"He could not have picked anybody better. She really understands public policy, how to institute best practices, how to motivate a workforce."

White, who was on former Mayor Ed Rendell's transition team in 1991, said Rendell had considered Barnett for the managing director post, but had decided the city couldn't afford the salary she would certainly command. There was no word yesterday on what her salary will be in the Nutter administration. Current Managing Director Loree Jones is paid $169,062.

Nutter said he had met Barnett several years ago at a National League of Cities meeting where she was a speaker. He was impressed, he said, by her performance and her ease in handling his many questions.

"I'm literally giddy with excitement," said Brett Mandel of Philadelphia Forward, who, like Nutter, saw Barnett at a lecture and came away wishing she worked for Philadelphia.

"The city for too long has had political fixers in the managing director's post, they've been friends of pols or otherwise politically acceptable people instead of having somebody who really has experience running a government," Mandel said.

Yet reviews of Barnett's performance are not uniformly positive. Indeed, conflicts with new mayors in Washington and Austin led her to leave before her contracts had expired.

Asked late yesterday to discuss her accomplishments, Barnett was plainly proud of her 1989-94 tenure as city manager in Austin.

"We really turned the city around. I got there right at the end of the oil bust and the real estate bust, and the city was in pretty bad shape," she said in a telephone interview as she drove around Philadelphia looking at neighborhoods. "By the time we left, it was known for its award-winning customer service."

It was harder going in Washington, Barnett said. She arrived in late 1997 to become chief management officer, a position newly created by the federal panel then overseeing the city's finances and much of its administration.

Barnett had to contend not only with the federal panel, but with Mayor Marion Barry, whose office had been stripped of much of its power by Congress.

Though she was in the post for just a year, her office was the subject of investigations by the city's inspector general and Congress' General Accounting Office.

At issue were contracting procedures, including an $893,000 no-bid contract awarded to a Texas company with ties to one of Barnett's friends. The bid was canceled, and the investigations never led to any punishments or prosecutions, but they did generate plenty of negative press.

Nutter, who made ethics a cornerstone of his campaign, said he was not troubled by those reports.

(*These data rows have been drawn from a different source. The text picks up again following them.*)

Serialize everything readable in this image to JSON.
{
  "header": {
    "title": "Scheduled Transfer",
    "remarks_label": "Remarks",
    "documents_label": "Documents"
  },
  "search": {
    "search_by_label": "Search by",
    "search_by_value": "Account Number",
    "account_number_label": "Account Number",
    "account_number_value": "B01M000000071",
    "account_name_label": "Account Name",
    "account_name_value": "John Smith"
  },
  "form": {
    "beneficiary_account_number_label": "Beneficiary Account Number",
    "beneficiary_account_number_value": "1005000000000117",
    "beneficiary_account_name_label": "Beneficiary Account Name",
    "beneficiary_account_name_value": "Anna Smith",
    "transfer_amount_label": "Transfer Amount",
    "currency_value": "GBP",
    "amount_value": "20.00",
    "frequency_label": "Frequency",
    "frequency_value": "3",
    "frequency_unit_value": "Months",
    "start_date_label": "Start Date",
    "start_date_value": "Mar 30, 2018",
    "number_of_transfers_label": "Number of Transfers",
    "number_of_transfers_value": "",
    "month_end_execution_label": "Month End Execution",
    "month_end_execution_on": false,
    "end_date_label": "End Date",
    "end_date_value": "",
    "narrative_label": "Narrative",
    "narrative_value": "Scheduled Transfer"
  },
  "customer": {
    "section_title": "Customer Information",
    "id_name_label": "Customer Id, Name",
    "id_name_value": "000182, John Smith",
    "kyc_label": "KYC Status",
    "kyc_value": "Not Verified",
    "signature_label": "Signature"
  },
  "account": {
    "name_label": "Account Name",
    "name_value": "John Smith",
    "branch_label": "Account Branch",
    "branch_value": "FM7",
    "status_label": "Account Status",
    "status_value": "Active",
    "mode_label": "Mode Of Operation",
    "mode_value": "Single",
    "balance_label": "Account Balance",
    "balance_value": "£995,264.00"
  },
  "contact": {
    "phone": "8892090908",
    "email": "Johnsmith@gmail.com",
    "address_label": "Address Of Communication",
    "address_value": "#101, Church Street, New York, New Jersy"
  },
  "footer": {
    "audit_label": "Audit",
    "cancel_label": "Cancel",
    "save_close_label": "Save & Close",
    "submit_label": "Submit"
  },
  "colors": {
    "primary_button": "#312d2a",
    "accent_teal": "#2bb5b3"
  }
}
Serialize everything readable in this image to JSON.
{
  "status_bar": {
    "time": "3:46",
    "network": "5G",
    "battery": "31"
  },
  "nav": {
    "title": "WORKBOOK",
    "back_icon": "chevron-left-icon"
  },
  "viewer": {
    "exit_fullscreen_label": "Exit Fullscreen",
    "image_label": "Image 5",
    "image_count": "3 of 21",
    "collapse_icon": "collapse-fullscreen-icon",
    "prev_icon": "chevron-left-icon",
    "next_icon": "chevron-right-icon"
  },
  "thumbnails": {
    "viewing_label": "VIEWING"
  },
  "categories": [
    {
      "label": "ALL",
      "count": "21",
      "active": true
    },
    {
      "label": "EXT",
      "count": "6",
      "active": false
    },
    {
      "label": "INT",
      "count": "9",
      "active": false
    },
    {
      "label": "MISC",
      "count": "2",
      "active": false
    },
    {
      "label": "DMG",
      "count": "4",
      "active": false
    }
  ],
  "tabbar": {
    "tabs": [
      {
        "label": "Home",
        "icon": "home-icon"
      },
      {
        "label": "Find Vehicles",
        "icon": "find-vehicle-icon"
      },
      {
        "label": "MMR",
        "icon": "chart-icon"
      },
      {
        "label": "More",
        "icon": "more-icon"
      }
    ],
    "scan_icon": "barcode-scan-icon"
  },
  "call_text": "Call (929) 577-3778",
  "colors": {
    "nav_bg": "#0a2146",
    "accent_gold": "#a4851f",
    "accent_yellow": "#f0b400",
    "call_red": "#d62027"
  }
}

"Camille Barnett has an excellent reputation, and I'm very proud to have her as a part of our government," Nutter said by phone yesterday. "The incidents out of Washington, D.C., did not give me any concern, as they were fully examined and investigated, and nothing was found to be inappropriate."

Camille Barnett

Government experience:

Chief management officer for Washington, 1997-99; city manager of Austin, Texas, 1989-94; director of finance and administration for Houston, 1987-88; deputy city manager and other positions in Dallas, 1977-87. Barnett has taught at the University of Southern California, and worked at government consulting firms in North Carolina, in Minnesota, and most recently for Philadelphia-based Public Financial Management.


bachelor of arts degree, Lawrence University; master's and doctoral degrees in public administration, University of Southern California.


Barnett, 57, is married and has four stepchildren.